State stimulus proposal overly generous
As the Oregon Legislature nears the end of the 2021 session, a proposal has surfaced to give state stimulus checks to essential workers who stayed on the job during the pandemic, and possibly incentive bonuses to encourage essential employees to return to work. While it’s not a bad idea to reward those who risked their own health to serve the public in low-paying jobs, the bill as introduced would send checks to many workers who really don’t need the help.
House Bill 3409 received its first reading only on Monday, so there is a chance the measure won’t make it through the process before lawmakers adjourn by the end of the month.
The bill would use $450 million of the $2.6 billion Oregon received from the American Rescue Plan. Congress specifically authorized states to use some of the money to reward essential workers and get others to return to work. We’re not sure Congress had in mind assistance quite as generous as proposed in Oregon, however.
The Oregon bill would send $2,000 bonuses to workers making less than the state average of about $26.50 an hour. That’s a little over $55,000 a year. So far so good. Eligible job categories include health care, law enforcement, education, agriculture and transportation, among others. Workers would have had to be within 6 feet of the public while on the job or have worked cleaning public facilities. Those who worked from home would not be eligible. Again, those are reasonable requirements for workers toward the lower end of the pay scale.
But the bill would give $1,000 payments to workers making up to 150% of the average wage. That’s more than $82,000 a year.
Do workers who were employed during the entirety of the pandemic and earn that much need an extra grand to make ends meet? We seriously doubt it.
Workers in lower-paid but essential jobs could have opted for the enhanced unemployment benefits and stayed home. Rewarding them for continuing to work at risk to themselves and to their families is no unreasonable, and if they spend the money and put it back into the economy, that helps local businesses as well.

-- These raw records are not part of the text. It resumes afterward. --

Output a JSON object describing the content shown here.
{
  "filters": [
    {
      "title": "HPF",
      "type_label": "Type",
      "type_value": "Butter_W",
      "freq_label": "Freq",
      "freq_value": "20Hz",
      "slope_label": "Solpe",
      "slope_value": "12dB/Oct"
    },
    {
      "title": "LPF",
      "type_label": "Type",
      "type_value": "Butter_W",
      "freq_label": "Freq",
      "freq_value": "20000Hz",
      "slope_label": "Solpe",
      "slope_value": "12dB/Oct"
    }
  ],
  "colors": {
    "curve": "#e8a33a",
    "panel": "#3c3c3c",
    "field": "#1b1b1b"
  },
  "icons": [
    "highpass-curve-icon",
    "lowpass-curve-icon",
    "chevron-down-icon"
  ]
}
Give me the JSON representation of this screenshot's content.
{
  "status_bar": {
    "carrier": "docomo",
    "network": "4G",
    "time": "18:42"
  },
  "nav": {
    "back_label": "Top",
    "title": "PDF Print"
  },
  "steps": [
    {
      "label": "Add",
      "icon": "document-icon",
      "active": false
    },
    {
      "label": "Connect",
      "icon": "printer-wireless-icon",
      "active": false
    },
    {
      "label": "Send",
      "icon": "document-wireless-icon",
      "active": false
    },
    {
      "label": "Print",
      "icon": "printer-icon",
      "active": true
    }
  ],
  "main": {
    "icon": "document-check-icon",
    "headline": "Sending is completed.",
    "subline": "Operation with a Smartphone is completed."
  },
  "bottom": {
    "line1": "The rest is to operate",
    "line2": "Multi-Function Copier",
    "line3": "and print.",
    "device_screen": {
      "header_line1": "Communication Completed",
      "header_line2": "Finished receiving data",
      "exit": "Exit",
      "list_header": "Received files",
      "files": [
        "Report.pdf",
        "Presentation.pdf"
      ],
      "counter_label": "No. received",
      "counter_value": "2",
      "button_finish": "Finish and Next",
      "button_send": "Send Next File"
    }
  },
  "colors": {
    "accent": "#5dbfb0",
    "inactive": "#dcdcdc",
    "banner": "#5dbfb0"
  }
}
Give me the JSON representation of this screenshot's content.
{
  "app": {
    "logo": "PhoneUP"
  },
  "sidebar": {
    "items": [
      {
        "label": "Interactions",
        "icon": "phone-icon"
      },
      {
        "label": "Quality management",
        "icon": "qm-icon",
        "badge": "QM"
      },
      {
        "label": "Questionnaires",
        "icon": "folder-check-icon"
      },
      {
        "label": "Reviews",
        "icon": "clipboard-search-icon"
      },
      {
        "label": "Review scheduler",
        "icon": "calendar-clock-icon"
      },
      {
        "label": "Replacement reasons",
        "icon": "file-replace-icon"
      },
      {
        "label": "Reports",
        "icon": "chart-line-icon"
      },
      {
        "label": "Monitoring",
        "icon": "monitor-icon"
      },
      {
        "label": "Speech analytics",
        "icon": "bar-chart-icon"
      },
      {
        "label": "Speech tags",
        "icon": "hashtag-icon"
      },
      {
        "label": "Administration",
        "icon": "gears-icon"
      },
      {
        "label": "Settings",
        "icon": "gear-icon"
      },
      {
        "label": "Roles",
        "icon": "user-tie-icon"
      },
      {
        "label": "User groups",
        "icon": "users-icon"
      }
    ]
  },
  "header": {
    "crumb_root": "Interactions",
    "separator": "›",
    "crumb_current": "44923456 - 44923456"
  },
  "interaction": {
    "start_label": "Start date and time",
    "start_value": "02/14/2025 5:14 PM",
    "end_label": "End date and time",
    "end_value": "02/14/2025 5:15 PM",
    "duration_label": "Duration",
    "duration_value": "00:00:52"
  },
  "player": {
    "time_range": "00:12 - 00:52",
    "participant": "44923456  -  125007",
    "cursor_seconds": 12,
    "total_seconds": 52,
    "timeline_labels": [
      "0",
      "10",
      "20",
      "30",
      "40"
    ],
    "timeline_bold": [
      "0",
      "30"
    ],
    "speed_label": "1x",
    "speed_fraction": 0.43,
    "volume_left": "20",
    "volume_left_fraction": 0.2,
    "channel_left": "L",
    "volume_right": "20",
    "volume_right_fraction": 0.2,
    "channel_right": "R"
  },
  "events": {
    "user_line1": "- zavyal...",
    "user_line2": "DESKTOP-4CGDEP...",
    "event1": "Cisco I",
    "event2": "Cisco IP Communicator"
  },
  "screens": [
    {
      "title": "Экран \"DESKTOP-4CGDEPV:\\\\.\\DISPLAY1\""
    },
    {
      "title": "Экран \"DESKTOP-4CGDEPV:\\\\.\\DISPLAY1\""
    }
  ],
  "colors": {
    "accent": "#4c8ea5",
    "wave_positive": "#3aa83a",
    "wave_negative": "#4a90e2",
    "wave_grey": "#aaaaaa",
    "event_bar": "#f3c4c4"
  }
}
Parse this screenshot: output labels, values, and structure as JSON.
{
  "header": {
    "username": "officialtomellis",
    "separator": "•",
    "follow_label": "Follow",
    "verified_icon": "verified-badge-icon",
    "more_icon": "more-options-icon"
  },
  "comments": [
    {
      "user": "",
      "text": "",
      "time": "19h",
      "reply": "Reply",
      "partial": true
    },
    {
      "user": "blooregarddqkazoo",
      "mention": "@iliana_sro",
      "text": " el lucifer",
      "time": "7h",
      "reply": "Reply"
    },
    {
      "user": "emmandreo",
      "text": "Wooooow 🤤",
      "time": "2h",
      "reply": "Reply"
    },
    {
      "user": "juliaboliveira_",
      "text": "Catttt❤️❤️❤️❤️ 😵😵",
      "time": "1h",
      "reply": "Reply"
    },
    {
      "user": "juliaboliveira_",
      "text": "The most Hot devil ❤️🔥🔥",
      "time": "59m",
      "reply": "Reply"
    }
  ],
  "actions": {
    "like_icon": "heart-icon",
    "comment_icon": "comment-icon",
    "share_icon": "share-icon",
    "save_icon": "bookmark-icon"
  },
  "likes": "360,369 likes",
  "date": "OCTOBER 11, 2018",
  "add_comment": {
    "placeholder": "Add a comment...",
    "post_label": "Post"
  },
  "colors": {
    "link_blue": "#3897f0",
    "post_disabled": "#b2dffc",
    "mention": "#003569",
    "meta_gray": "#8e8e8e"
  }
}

The dollars proposed for higher-paid workers would be better spent helping struggling or closed businesses get back on their feet, thereby providing more jobs for those still unemployed.